■ Aim of the task
Report how many lines in the listing below include the word "icon". Write nothing besides the number.

■ Raw data
* * * * *

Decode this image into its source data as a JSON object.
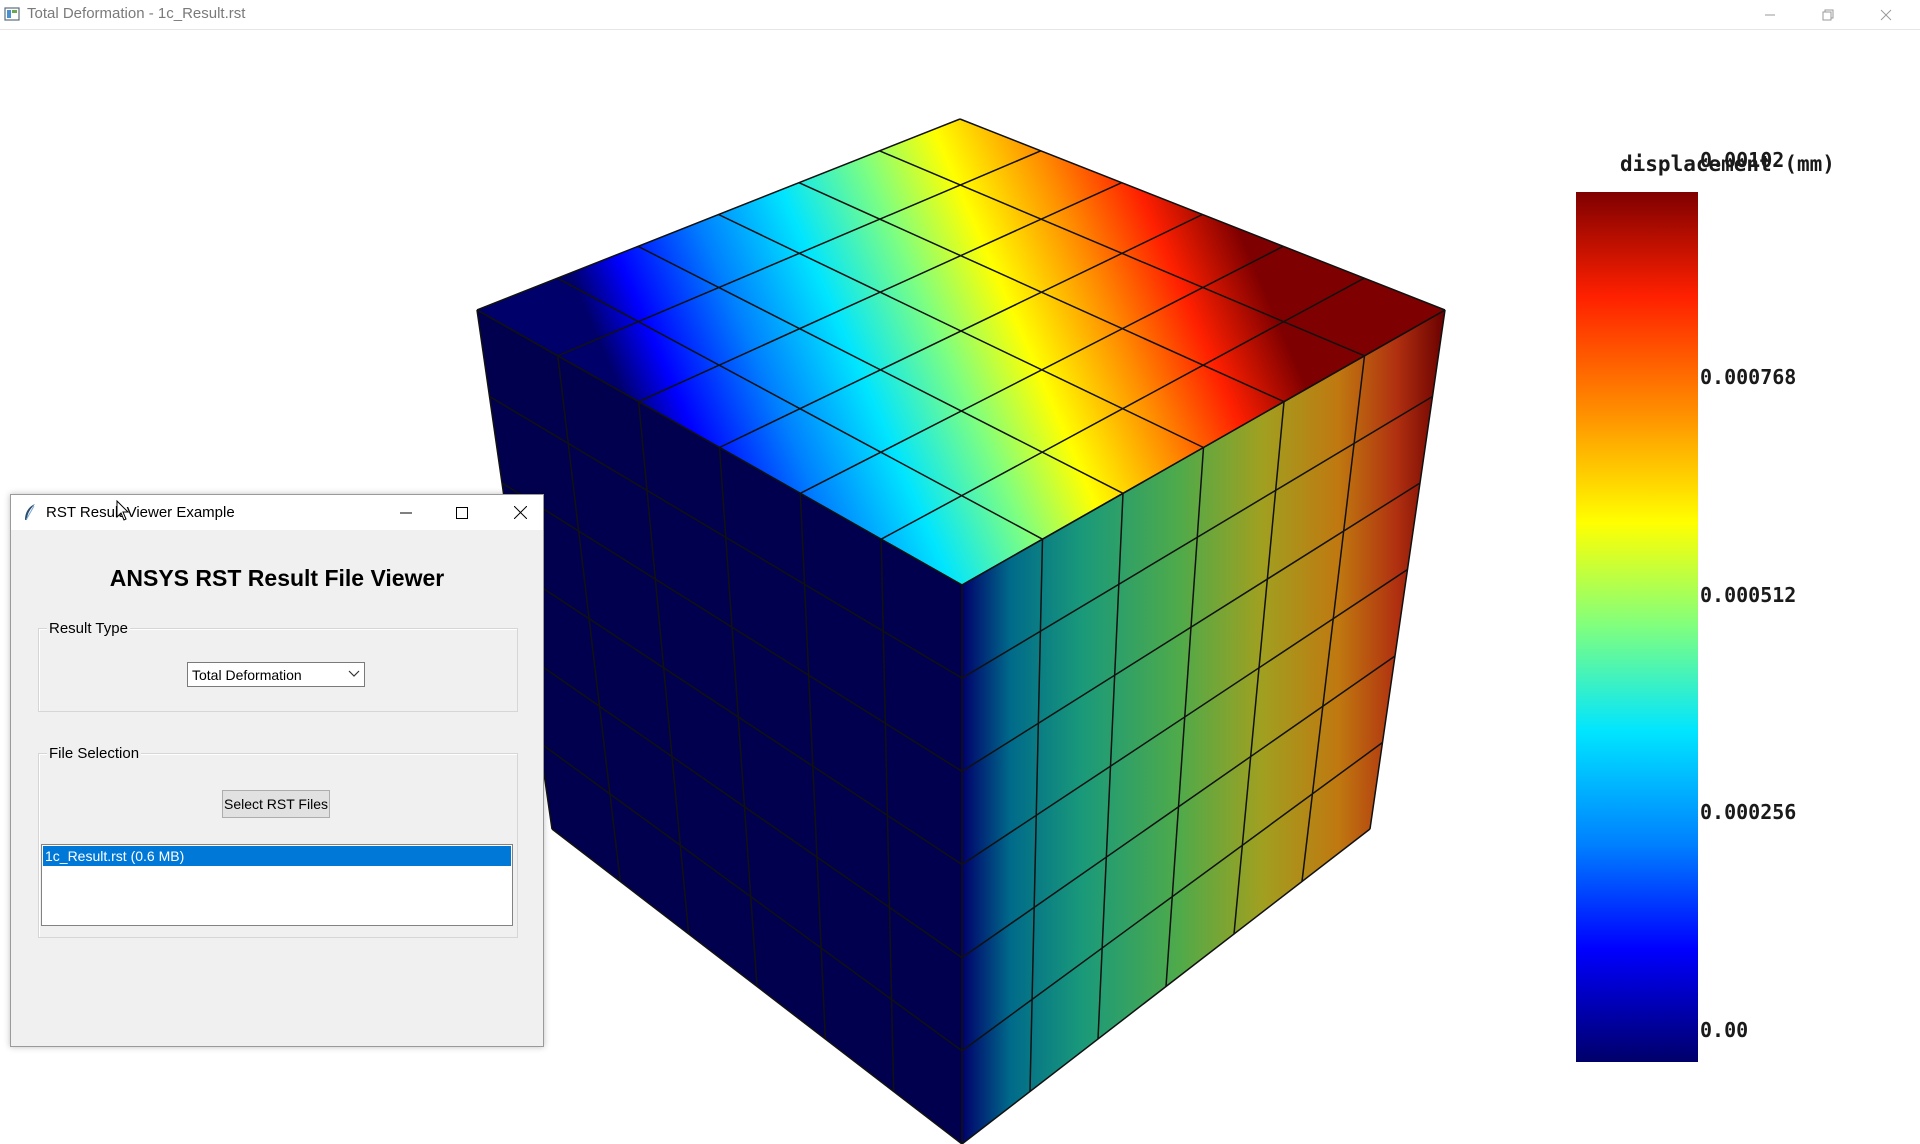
{
  "window": {
    "title": "Total Deformation - 1c_Result.rst",
    "icon": "app-window-icon",
    "controls": [
      "minimize-icon",
      "restore-icon",
      "close-icon"
    ]
  },
  "colorbar": {
    "title": "displacement (mm)",
    "ticks": [
      "0.00102",
      "0.000768",
      "0.000512",
      "0.000256",
      "0.00"
    ],
    "colormap": "jet",
    "min": 0.0,
    "max": 0.00102
  },
  "dialog": {
    "title": "RST Result Viewer Example",
    "icon": "feather-icon",
    "heading": "ANSYS RST Result File Viewer",
    "result_type": {
      "label": "Result Type",
      "selected": "Total Deformation"
    },
    "file_selection": {
      "label": "File Selection",
      "button_label": "Select RST Files",
      "files": [
        "1c_Result.rst (0.6 MB)"
      ]
    }
  },
  "colors": {
    "jet_low": "#00006a",
    "jet_high": "#7f0000",
    "selection": "#0078d7"
  }
}
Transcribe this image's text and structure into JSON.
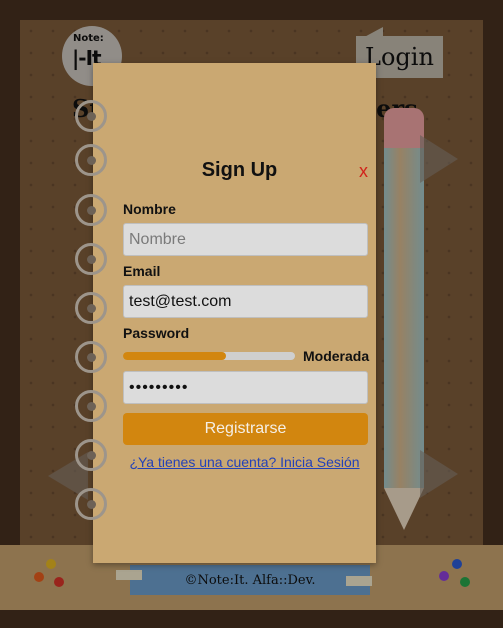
{
  "background": {
    "logo": {
      "small": "Note:",
      "big": "|-It"
    },
    "login_label": "Login",
    "title_left": "Sto",
    "title_right": "tters",
    "footer_text": "©Note:It. Alfa::Dev."
  },
  "form": {
    "title": "Sign Up",
    "close": "x",
    "nombre": {
      "label": "Nombre",
      "placeholder": "Nombre",
      "value": ""
    },
    "email": {
      "label": "Email",
      "value": "test@test.com"
    },
    "password": {
      "label": "Password",
      "value": "•••••••••",
      "strength_label": "Moderada",
      "strength_percent": 60
    },
    "submit": "Registrarse",
    "login_link": "¿Ya tienes una cuenta? Inicia Sesión"
  },
  "colors": {
    "accent": "#d2860f",
    "close": "#d1231b",
    "link": "#2442b8"
  }
}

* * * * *

■ Exercise output
5